“Professionalism is not about what work you do, it is about how well you do the work.” ~ Amit Kalantri
This July, we are exploring the worker competencies associated with Professionalism, which involve demonstrating professional growth and competence in child welfare while providing respectful and culturally relevant services to children within the context of a values-based ethical framework. Jessica Elliott, a certified executive coach, writes that, “Success may be defined in different ways by different people, but being an informed and dedicated employee, a strong leader, and an honest person can all make a big difference in making you a successful professional in any career.” The Minnesota Child Welfare Training Academy intentionally uses the term child welfare professional when we talk about the Minnesota child welfare workforce because we believe these workers are dedicated to the families that count on them and in creating positive outcomes. Working in this field demands an ongoing ability to learn and grow. So what does that look like when put into practice?
Elliott continues that, “No matter how you define your goals or what field you work in, strengthening your professional skills, building professional relationships, and being a self-motivated professional can help you achieve success and satisfaction in your career.” Looking at the foundational competencies associated with professionalism, we see that child welfare professionals are asked to demonstrate an ability to establish appropriate boundaries with children, families, and colleagues, and to take cultural norms into consideration. Look for training opportunities that address the specific topics that you want to develop. In the next year, the Training Academy will introduce simulation labs that will provide workers with a realistic, immersive experience through a variety of scenarios.
Another foundational competency states that workers understand and distinguish among personal and professional values and ethics, and consider possible courses of action to pursue when they conflict. Workers are often faced with family situations that do not match their personal understanding, and need to draw upon their own empathy and critical thinking skills to make fair and appropriate decisions. There may also be competing expectations from colleagues and supervisors, and so it is key to the process that the needs of the family are kept at the forefront in order to make decisions.

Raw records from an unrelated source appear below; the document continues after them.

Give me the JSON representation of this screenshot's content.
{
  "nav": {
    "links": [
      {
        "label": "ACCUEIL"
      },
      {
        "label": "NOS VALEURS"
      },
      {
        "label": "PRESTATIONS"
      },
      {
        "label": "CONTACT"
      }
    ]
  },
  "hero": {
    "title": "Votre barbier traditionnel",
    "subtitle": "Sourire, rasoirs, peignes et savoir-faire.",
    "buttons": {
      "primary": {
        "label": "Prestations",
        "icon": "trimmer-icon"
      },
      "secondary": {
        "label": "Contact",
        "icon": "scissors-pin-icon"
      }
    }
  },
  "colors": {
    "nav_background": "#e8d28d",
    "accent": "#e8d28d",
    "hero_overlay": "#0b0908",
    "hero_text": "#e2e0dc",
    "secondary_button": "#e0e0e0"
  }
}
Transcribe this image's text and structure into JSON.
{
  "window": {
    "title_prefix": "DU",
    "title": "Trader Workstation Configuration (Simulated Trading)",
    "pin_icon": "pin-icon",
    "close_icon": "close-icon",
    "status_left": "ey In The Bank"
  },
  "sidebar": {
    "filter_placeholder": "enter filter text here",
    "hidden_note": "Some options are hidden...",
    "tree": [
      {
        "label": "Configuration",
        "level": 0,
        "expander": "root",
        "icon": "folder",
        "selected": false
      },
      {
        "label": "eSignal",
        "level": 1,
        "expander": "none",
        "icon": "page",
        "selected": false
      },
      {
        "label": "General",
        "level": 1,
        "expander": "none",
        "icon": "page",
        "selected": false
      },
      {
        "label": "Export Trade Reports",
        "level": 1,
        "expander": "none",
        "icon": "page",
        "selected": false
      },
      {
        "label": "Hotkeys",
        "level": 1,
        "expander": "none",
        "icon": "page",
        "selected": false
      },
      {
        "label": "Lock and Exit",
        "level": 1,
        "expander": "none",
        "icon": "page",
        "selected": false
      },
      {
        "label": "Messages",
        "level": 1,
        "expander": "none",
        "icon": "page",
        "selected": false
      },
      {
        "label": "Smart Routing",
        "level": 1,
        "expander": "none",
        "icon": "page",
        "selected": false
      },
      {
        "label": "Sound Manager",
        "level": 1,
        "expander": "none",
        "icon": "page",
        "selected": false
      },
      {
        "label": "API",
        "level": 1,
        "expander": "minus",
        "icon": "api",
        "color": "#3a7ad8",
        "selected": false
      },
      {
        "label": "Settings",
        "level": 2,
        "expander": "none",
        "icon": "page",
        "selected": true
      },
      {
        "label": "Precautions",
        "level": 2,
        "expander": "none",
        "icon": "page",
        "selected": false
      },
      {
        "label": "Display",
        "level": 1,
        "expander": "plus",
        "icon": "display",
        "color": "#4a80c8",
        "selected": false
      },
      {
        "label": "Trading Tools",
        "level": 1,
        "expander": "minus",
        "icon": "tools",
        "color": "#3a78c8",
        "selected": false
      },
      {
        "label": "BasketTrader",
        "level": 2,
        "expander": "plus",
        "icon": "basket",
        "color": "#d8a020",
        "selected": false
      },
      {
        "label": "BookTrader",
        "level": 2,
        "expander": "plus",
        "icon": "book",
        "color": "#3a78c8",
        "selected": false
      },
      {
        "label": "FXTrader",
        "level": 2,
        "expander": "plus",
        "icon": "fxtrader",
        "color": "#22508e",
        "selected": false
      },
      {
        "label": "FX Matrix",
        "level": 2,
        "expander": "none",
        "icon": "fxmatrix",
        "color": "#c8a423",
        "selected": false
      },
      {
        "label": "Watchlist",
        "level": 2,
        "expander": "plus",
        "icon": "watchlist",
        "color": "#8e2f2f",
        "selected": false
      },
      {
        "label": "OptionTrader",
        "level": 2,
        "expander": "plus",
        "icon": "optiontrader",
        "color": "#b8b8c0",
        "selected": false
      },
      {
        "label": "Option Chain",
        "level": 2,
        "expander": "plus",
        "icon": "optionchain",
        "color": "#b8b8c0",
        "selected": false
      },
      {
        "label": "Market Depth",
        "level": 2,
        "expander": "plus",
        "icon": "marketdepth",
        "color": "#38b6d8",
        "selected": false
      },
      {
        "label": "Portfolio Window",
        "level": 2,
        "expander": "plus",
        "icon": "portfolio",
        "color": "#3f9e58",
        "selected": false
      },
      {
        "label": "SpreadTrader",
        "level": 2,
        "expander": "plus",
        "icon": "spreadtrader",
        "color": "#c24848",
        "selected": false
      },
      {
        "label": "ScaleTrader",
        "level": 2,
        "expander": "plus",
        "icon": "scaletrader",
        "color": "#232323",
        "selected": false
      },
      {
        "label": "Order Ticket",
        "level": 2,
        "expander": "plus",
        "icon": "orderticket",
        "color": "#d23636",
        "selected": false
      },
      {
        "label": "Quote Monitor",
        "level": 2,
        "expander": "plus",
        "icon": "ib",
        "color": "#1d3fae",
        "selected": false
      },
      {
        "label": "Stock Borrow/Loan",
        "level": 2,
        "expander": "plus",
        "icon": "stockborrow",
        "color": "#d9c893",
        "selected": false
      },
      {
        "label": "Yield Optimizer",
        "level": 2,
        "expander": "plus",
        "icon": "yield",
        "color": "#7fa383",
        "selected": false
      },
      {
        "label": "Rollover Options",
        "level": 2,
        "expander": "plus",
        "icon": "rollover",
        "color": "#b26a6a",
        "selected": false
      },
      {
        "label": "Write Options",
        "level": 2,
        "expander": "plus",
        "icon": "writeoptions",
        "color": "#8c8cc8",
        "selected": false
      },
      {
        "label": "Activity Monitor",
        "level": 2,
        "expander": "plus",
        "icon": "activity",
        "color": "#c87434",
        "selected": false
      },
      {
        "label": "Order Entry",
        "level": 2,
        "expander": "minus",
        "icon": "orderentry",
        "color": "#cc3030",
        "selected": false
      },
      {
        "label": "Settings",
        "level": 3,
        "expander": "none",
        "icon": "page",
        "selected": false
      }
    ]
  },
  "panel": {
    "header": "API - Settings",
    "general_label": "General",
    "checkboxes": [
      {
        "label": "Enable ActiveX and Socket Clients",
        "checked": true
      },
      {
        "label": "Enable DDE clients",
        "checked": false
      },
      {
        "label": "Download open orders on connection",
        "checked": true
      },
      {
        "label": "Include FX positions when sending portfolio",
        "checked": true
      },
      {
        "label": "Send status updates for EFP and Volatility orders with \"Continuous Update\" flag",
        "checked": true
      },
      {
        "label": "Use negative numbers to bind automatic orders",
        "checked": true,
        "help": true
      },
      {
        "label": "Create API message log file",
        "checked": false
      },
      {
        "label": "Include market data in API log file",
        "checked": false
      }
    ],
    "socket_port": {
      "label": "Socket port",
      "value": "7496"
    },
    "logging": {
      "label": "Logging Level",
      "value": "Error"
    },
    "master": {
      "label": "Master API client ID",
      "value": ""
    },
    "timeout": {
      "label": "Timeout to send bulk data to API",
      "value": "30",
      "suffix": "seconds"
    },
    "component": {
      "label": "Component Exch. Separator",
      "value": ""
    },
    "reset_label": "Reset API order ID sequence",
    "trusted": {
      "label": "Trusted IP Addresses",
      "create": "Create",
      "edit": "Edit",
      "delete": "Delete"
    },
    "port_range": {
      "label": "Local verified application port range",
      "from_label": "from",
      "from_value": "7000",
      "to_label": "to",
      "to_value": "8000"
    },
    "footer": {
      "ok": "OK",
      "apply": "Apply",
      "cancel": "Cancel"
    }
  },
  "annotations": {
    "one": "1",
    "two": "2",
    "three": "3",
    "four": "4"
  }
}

At an advanced level, these competencies ask workers to identify areas of professional growth, create a professional development plan to increase knowledge and skill in areas of interest and needed growth, and advocate for the resources to reach professional development goals. Not only can professional development improve their ability to succeed in their work, which will benefit the families and children served, but it will likely increase their job satisfaction and improve the options for career advancement.
Check out page 15 of the Minnesota Child Welfare Practice Framework to learn about the 11 foundational and 2 advanced worker competencies associated with professionalism. Let us know if you have questions about this or any other competency, or how to integrate these competencies into your work. Go here to read the full article on How to Become a Successful Professional by Jessica Elliott. A discussion of the competencies related to professionalism for supervisors can be found here.